(Website and app data records)

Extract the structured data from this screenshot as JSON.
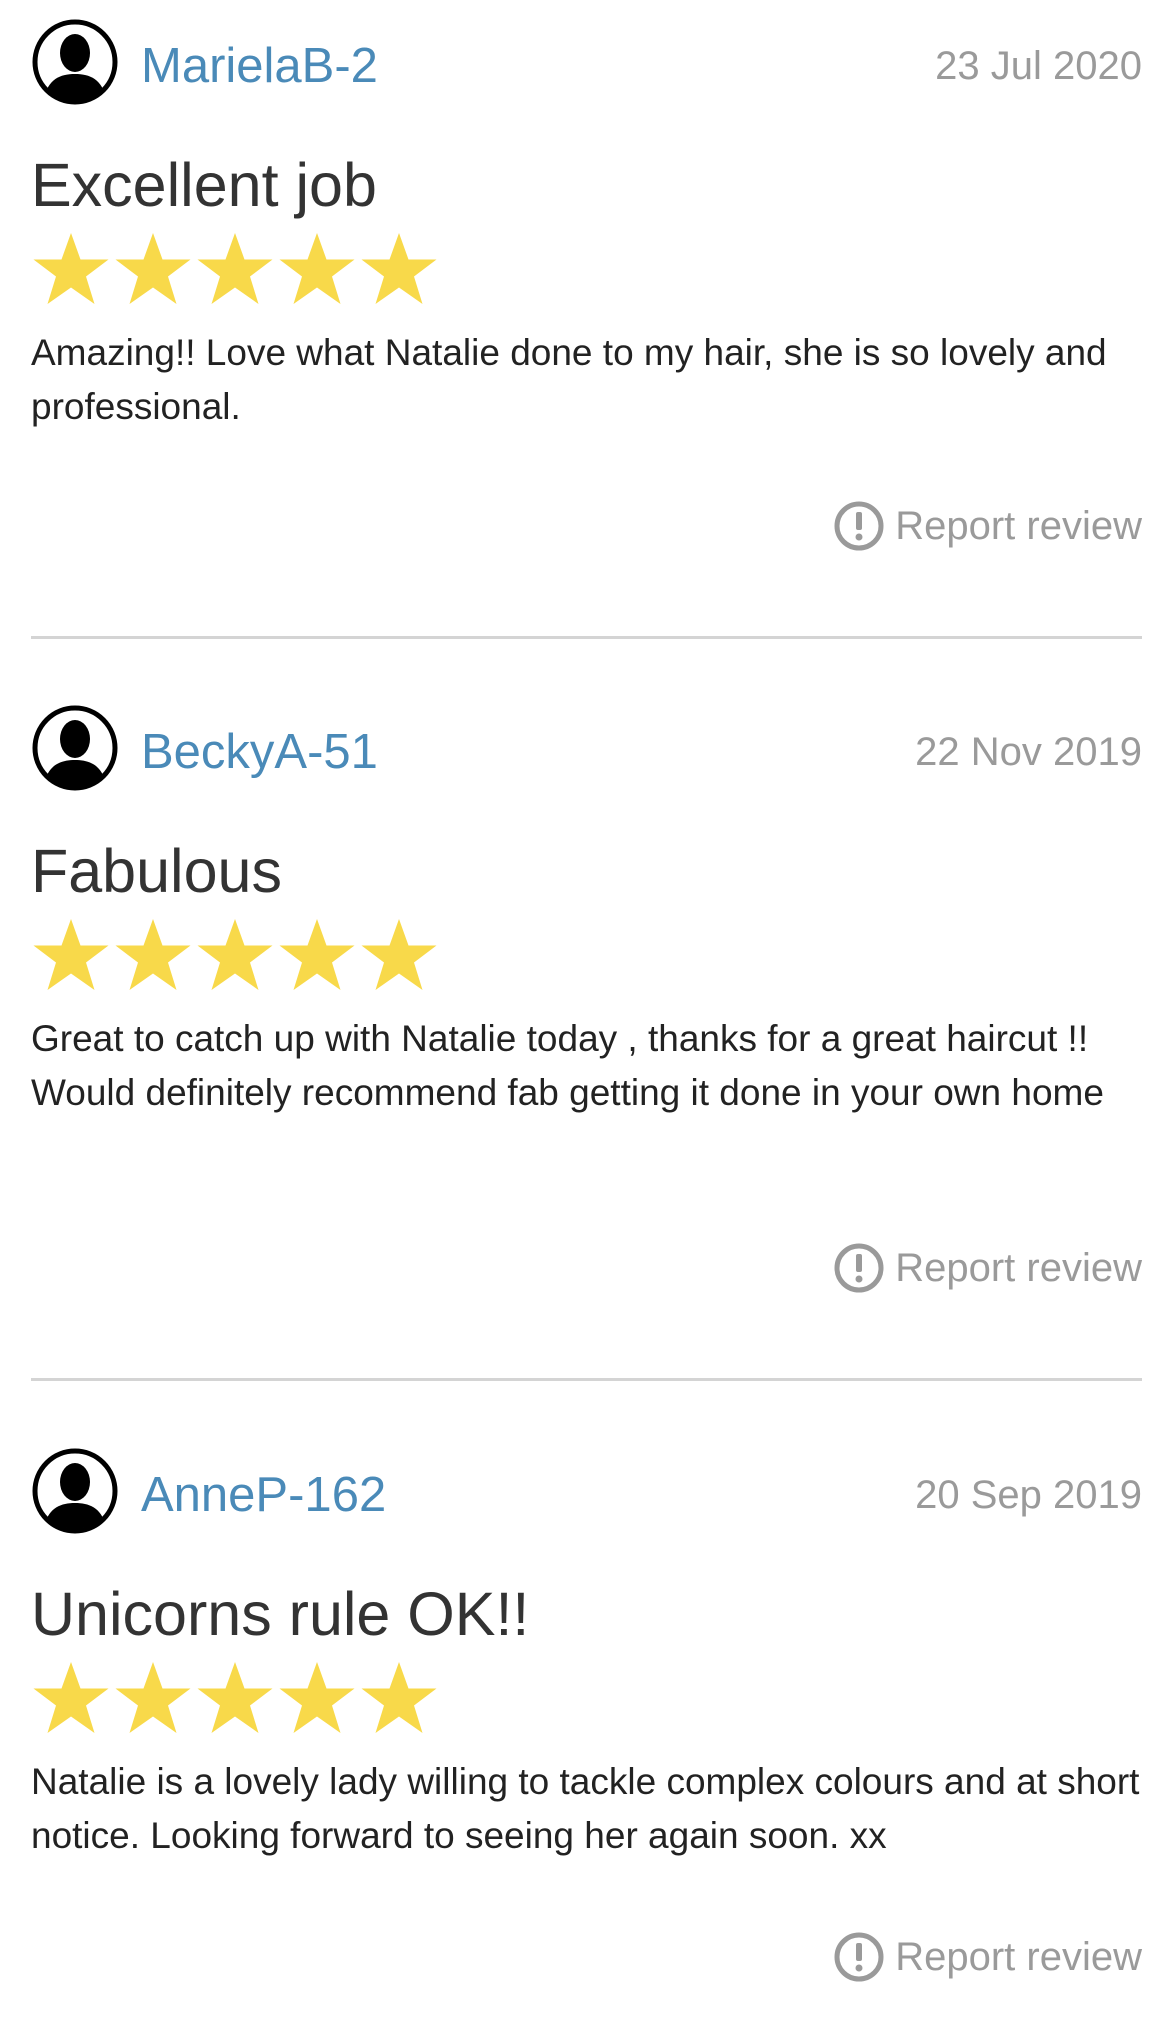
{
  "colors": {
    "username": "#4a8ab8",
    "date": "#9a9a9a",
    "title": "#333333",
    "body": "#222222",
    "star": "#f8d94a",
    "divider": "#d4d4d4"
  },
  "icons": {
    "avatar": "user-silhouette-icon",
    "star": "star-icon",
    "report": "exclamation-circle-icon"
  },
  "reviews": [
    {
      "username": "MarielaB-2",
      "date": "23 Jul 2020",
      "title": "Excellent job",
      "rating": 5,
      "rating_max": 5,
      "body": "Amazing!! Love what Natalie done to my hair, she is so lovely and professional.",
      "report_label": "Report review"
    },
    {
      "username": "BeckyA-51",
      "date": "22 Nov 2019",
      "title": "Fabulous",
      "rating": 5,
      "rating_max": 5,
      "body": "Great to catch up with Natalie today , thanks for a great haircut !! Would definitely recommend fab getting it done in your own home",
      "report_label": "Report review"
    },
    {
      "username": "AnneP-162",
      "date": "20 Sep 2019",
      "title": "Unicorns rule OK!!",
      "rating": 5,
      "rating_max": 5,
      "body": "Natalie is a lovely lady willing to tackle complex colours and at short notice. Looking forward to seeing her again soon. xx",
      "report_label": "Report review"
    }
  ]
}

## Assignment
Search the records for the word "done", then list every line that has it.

## Exercise output
      "body": "Amazing!! Love what Natalie done to my hair, she is so lovely and professional.",
      "body": "Great to catch up with Natalie today , thanks for a great haircut !! Would definitely recommend fab getting it done in your own home",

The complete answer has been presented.